It is important to understand that the situation in El Salvador is part of a wider context where women and girls are deprived of sexual and reproductive rights, femicide is a part of daily life and a woman is sexually assaulted every three hours. Our Resolution also condemns all violence against women, and particularly the persecution of women in El Salvador. We do not see this as a criticism of El Salvador’s government—among which many members are battling to empower women and improve their conditions of life and legal protections. Civil society organizations such as the Centre for Reproductive Rights have also been campaigning on this issue for years, and many brave women’s rights activists in El Salvador put themselves on the front line to campaign for justice in a society that so often drowns them out or threatens their safety.
A draft bill to reform the Penal Code in El Salvador would decriminalize abortion, at a minimum, in cases where the pregnancy poses a risk to life or the physical or mental health of a pregnant woman or girl, where there is severe impairment of the fetus or where pregnancy is as a result of rape or incest. Currently, the bill is blocked in Congress—but there is a hope that the new administration will revive it after the national election in March 2018.
When we call for justice for women in El Salvador, we are also calling for justice for women around the world who face similar challenges. El Salvador is not alone, and women across the globe live in societies in which their experiences are invisible and their bodies and lives seen as disposable. When we fight for women like Teodora in El Salvador, we are fighting for women in Europe, Asia, Australia, North America, Africa and the rest of Central and South America.
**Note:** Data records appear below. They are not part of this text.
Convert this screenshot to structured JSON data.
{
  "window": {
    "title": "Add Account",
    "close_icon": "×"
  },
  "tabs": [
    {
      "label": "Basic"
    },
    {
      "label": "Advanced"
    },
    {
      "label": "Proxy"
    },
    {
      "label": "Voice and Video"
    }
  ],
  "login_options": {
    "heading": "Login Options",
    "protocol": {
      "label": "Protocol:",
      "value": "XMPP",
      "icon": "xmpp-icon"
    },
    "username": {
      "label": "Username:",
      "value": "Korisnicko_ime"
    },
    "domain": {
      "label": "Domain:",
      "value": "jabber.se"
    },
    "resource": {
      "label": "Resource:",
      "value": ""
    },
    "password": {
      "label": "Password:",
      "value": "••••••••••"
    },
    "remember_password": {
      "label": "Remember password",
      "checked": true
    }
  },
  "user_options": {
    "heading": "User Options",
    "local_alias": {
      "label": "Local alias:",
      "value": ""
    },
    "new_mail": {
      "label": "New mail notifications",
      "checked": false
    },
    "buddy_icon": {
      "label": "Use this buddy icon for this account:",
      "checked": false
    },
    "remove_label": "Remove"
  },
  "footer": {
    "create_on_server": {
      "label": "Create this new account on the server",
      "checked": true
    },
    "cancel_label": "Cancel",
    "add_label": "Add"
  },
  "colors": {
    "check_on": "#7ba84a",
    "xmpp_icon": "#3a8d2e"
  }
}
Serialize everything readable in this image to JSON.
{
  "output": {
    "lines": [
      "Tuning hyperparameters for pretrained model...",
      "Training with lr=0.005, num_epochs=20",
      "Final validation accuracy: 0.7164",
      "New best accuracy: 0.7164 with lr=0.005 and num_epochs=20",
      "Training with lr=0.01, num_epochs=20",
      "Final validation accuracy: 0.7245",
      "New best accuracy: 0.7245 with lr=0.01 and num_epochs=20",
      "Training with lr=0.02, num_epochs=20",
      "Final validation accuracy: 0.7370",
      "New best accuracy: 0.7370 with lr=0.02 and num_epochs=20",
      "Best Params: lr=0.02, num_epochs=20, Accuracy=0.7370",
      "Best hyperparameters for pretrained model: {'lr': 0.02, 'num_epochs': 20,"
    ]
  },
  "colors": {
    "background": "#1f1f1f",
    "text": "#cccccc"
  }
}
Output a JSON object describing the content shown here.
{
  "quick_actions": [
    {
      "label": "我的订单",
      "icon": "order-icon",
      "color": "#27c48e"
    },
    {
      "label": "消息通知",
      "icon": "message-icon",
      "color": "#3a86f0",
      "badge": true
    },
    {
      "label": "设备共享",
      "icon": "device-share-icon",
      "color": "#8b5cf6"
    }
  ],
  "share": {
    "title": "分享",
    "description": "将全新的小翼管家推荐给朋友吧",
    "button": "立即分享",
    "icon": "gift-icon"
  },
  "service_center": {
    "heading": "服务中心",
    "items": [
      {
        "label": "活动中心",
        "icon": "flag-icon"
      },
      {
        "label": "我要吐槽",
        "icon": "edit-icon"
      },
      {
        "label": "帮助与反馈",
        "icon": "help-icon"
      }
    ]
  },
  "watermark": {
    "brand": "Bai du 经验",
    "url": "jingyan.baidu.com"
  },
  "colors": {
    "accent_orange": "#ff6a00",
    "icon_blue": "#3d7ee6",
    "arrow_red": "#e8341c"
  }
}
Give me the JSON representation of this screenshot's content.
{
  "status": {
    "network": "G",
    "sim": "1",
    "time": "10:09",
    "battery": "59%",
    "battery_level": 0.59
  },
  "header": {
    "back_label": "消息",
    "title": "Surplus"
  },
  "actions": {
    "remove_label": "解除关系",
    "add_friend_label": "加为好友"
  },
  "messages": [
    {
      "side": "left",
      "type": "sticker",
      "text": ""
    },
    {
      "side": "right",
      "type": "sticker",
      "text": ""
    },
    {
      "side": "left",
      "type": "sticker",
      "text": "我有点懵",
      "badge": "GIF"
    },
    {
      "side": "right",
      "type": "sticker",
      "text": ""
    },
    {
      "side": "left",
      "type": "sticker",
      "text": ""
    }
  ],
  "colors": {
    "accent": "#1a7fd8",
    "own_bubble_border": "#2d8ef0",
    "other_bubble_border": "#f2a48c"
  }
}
In a world where women and girls’ bodies are still treated as an ideological battleground, justice for women like Evelyn and Teodora would be a small step along the long and painful path toward female emancipation.